- _TASK REQUIREMENTS_: When you copy the material below, keep every line exact and drop the pictures.

- _RECORDS PROVIDED_:

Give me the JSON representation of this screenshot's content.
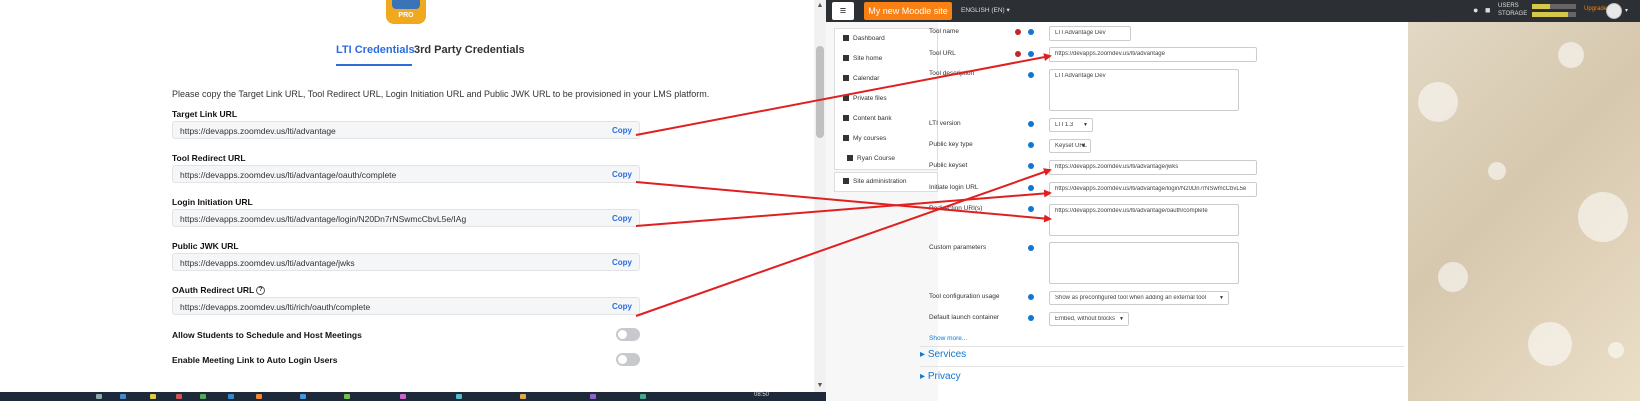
{
  "lti_app": {
    "logo_badge": "PRO",
    "tabs": [
      "LTI Credentials",
      "3rd Party Credentials"
    ],
    "intro": "Please copy the Target Link URL, Tool Redirect URL, Login Initiation URL and Public JWK URL to be provisioned in your LMS platform.",
    "copy_label": "Copy",
    "fields": [
      {
        "label": "Target Link URL",
        "value": "https://devapps.zoomdev.us/lti/advantage"
      },
      {
        "label": "Tool Redirect URL",
        "value": "https://devapps.zoomdev.us/lti/advantage/oauth/complete"
      },
      {
        "label": "Login Initiation URL",
        "value": "https://devapps.zoomdev.us/lti/advantage/login/N20Dn7rNSwmcCbvL5e/IAg"
      },
      {
        "label": "Public JWK URL",
        "value": "https://devapps.zoomdev.us/lti/advantage/jwks"
      },
      {
        "label": "OAuth Redirect URL",
        "value": "https://devapps.zoomdev.us/lti/rich/oauth/complete"
      }
    ],
    "toggles": [
      {
        "label": "Allow Students to Schedule and Host Meetings",
        "state": "off"
      },
      {
        "label": "Enable Meeting Link to Auto Login Users",
        "state": "off"
      }
    ],
    "taskbar_time": "08:50"
  },
  "moodle": {
    "site_button": "My new Moodle site",
    "language": "ENGLISH (EN)",
    "nav_users": "USERS",
    "nav_storage": "STORAGE",
    "nav_upgrade": "Upgrade",
    "sidebar": [
      "Dashboard",
      "Site home",
      "Calendar",
      "Private files",
      "Content bank",
      "My courses",
      "Ryan Course"
    ],
    "sidebar_admin": "Site administration",
    "form": {
      "tool_name_label": "Tool name",
      "tool_name_value": "LTI Advantage Dev",
      "tool_url_label": "Tool URL",
      "tool_url_value": "https://devapps.zoomdev.us/lti/advantage",
      "tool_description_label": "Tool description",
      "tool_description_value": "LTI Advantage Dev",
      "lti_version_label": "LTI version",
      "lti_version_value": "LTI 1.3",
      "public_key_type_label": "Public key type",
      "public_key_type_value": "Keyset URL",
      "public_keyset_label": "Public keyset",
      "public_keyset_value": "https://devapps.zoomdev.us/lti/advantage/jwks",
      "initiate_login_label": "Initiate login URL",
      "initiate_login_value": "https://devapps.zoomdev.us/lti/advantage/login/N20Dn7rNSwmcCbvL5e",
      "redirection_uris_label": "Redirection URI(s)",
      "redirection_uris_value": "https://devapps.zoomdev.us/lti/advantage/oauth/complete",
      "custom_params_label": "Custom parameters",
      "tool_config_usage_label": "Tool configuration usage",
      "tool_config_usage_value": "Show as preconfigured tool when adding an external tool",
      "default_launch_label": "Default launch container",
      "default_launch_value": "Embed, without blocks",
      "show_more": "Show more...",
      "sections": [
        "Services",
        "Privacy"
      ]
    }
  },
  "colors": {
    "arrow": "#e02020",
    "lti_accent": "#2d6cdf",
    "moodle_orange": "#f98012",
    "moodle_link": "#1177d1"
  }
}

- _RESPONSE_:
Give me the JSON representation of this screenshot's content.
{
  "lti_app": {
    "logo_badge": "PRO",
    "tabs": [
      "LTI Credentials",
      "3rd Party Credentials"
    ],
    "intro": "Please copy the Target Link URL, Tool Redirect URL, Login Initiation URL and Public JWK URL to be provisioned in your LMS platform.",
    "copy_label": "Copy",
    "fields": [
      {
        "label": "Target Link URL",
        "value": "https://devapps.zoomdev.us/lti/advantage"
      },
      {
        "label": "Tool Redirect URL",
        "value": "https://devapps.zoomdev.us/lti/advantage/oauth/complete"
      },
      {
        "label": "Login Initiation URL",
        "value": "https://devapps.zoomdev.us/lti/advantage/login/N20Dn7rNSwmcCbvL5e/IAg"
      },
      {
        "label": "Public JWK URL",
        "value": "https://devapps.zoomdev.us/lti/advantage/jwks"
      },
      {
        "label": "OAuth Redirect URL",
        "value": "https://devapps.zoomdev.us/lti/rich/oauth/complete"
      }
    ],
    "toggles": [
      {
        "label": "Allow Students to Schedule and Host Meetings",
        "state": "off"
      },
      {
        "label": "Enable Meeting Link to Auto Login Users",
        "state": "off"
      }
    ],
    "taskbar_time": "08:50"
  },
  "moodle": {
    "site_button": "My new Moodle site",
    "language": "ENGLISH (EN)",
    "nav_users": "USERS",
    "nav_storage": "STORAGE",
    "nav_upgrade": "Upgrade",
    "sidebar": [
      "Dashboard",
      "Site home",
      "Calendar",
      "Private files",
      "Content bank",
      "My courses",
      "Ryan Course"
    ],
    "sidebar_admin": "Site administration",
    "form": {
      "tool_name_label": "Tool name",
      "tool_name_value": "LTI Advantage Dev",
      "tool_url_label": "Tool URL",
      "tool_url_value": "https://devapps.zoomdev.us/lti/advantage",
      "tool_description_label": "Tool description",
      "tool_description_value": "LTI Advantage Dev",
      "lti_version_label": "LTI version",
      "lti_version_value": "LTI 1.3",
      "public_key_type_label": "Public key type",
      "public_key_type_value": "Keyset URL",
      "public_keyset_label": "Public keyset",
      "public_keyset_value": "https://devapps.zoomdev.us/lti/advantage/jwks",
      "initiate_login_label": "Initiate login URL",
      "initiate_login_value": "https://devapps.zoomdev.us/lti/advantage/login/N20Dn7rNSwmcCbvL5e",
      "redirection_uris_label": "Redirection URI(s)",
      "redirection_uris_value": "https://devapps.zoomdev.us/lti/advantage/oauth/complete",
      "custom_params_label": "Custom parameters",
      "tool_config_usage_label": "Tool configuration usage",
      "tool_config_usage_value": "Show as preconfigured tool when adding an external tool",
      "default_launch_label": "Default launch container",
      "default_launch_value": "Embed, without blocks",
      "show_more": "Show more...",
      "sections": [
        "Services",
        "Privacy"
      ]
    }
  },
  "colors": {
    "arrow": "#e02020",
    "lti_accent": "#2d6cdf",
    "moodle_orange": "#f98012",
    "moodle_link": "#1177d1"
  }
}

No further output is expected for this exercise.